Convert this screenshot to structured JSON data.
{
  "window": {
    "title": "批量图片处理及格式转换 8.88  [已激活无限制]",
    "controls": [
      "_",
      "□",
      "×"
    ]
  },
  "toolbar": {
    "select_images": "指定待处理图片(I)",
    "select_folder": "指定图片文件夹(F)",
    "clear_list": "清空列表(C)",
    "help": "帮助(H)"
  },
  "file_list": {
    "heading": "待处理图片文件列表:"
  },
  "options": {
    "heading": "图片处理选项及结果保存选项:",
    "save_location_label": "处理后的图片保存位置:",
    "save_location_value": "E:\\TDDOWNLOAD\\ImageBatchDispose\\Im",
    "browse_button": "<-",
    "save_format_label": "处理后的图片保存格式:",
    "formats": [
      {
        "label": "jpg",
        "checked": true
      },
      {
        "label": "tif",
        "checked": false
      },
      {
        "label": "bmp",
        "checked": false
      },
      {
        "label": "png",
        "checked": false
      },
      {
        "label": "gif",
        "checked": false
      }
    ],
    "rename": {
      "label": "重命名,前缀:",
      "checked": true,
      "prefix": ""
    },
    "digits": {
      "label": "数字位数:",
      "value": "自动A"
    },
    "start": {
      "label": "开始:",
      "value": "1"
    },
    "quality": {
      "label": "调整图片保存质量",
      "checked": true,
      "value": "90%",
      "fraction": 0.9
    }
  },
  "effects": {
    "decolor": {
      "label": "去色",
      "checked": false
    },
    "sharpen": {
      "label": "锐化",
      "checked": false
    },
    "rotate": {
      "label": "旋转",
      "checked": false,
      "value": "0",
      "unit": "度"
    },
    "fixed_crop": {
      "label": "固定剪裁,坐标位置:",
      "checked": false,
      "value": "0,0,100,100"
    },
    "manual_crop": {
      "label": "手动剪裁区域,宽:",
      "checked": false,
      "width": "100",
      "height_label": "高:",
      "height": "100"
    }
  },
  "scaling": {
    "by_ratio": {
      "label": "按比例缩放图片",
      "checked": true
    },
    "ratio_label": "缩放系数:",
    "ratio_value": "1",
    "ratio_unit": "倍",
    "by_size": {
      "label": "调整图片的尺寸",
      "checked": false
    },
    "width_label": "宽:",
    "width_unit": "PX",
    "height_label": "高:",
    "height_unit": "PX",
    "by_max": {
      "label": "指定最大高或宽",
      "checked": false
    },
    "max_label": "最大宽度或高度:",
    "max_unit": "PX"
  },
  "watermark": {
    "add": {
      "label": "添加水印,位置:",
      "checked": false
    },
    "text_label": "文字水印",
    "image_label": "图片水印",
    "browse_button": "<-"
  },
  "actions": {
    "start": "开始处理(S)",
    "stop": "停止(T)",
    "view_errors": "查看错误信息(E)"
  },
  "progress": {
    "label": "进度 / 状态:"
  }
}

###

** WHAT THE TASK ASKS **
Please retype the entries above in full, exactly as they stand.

** ANSWER TO THIS PROBLEM **
Convert this screenshot to structured JSON data.
{
  "window": {
    "title": "批量图片处理及格式转换 8.88  [已激活无限制]",
    "controls": [
      "_",
      "□",
      "×"
    ]
  },
  "toolbar": {
    "select_images": "指定待处理图片(I)",
    "select_folder": "指定图片文件夹(F)",
    "clear_list": "清空列表(C)",
    "help": "帮助(H)"
  },
  "file_list": {
    "heading": "待处理图片文件列表:"
  },
  "options": {
    "heading": "图片处理选项及结果保存选项:",
    "save_location_label": "处理后的图片保存位置:",
    "save_location_value": "E:\\TDDOWNLOAD\\ImageBatchDispose\\Im",
    "browse_button": "<-",
    "save_format_label": "处理后的图片保存格式:",
    "formats": [
      {
        "label": "jpg",
        "checked": true
      },
      {
        "label": "tif",
        "checked": false
      },
      {
        "label": "bmp",
        "checked": false
      },
      {
        "label": "png",
        "checked": false
      },
      {
        "label": "gif",
        "checked": false
      }
    ],
    "rename": {
      "label": "重命名,前缀:",
      "checked": true,
      "prefix": ""
    },
    "digits": {
      "label": "数字位数:",
      "value": "自动A"
    },
    "start": {
      "label": "开始:",
      "value": "1"
    },
    "quality": {
      "label": "调整图片保存质量",
      "checked": true,
      "value": "90%",
      "fraction": 0.9
    }
  },
  "effects": {
    "decolor": {
      "label": "去色",
      "checked": false
    },
    "sharpen": {
      "label": "锐化",
      "checked": false
    },
    "rotate": {
      "label": "旋转",
      "checked": false,
      "value": "0",
      "unit": "度"
    },
    "fixed_crop": {
      "label": "固定剪裁,坐标位置:",
      "checked": false,
      "value": "0,0,100,100"
    },
    "manual_crop": {
      "label": "手动剪裁区域,宽:",
      "checked": false,
      "width": "100",
      "height_label": "高:",
      "height": "100"
    }
  },
  "scaling": {
    "by_ratio": {
      "label": "按比例缩放图片",
      "checked": true
    },
    "ratio_label": "缩放系数:",
    "ratio_value": "1",
    "ratio_unit": "倍",
    "by_size": {
      "label": "调整图片的尺寸",
      "checked": false
    },
    "width_label": "宽:",
    "width_unit": "PX",
    "height_label": "高:",
    "height_unit": "PX",
    "by_max": {
      "label": "指定最大高或宽",
      "checked": false
    },
    "max_label": "最大宽度或高度:",
    "max_unit": "PX"
  },
  "watermark": {
    "add": {
      "label": "添加水印,位置:",
      "checked": false
    },
    "text_label": "文字水印",
    "image_label": "图片水印",
    "browse_button": "<-"
  },
  "actions": {
    "start": "开始处理(S)",
    "stop": "停止(T)",
    "view_errors": "查看错误信息(E)"
  },
  "progress": {
    "label": "进度 / 状态:"
  }
}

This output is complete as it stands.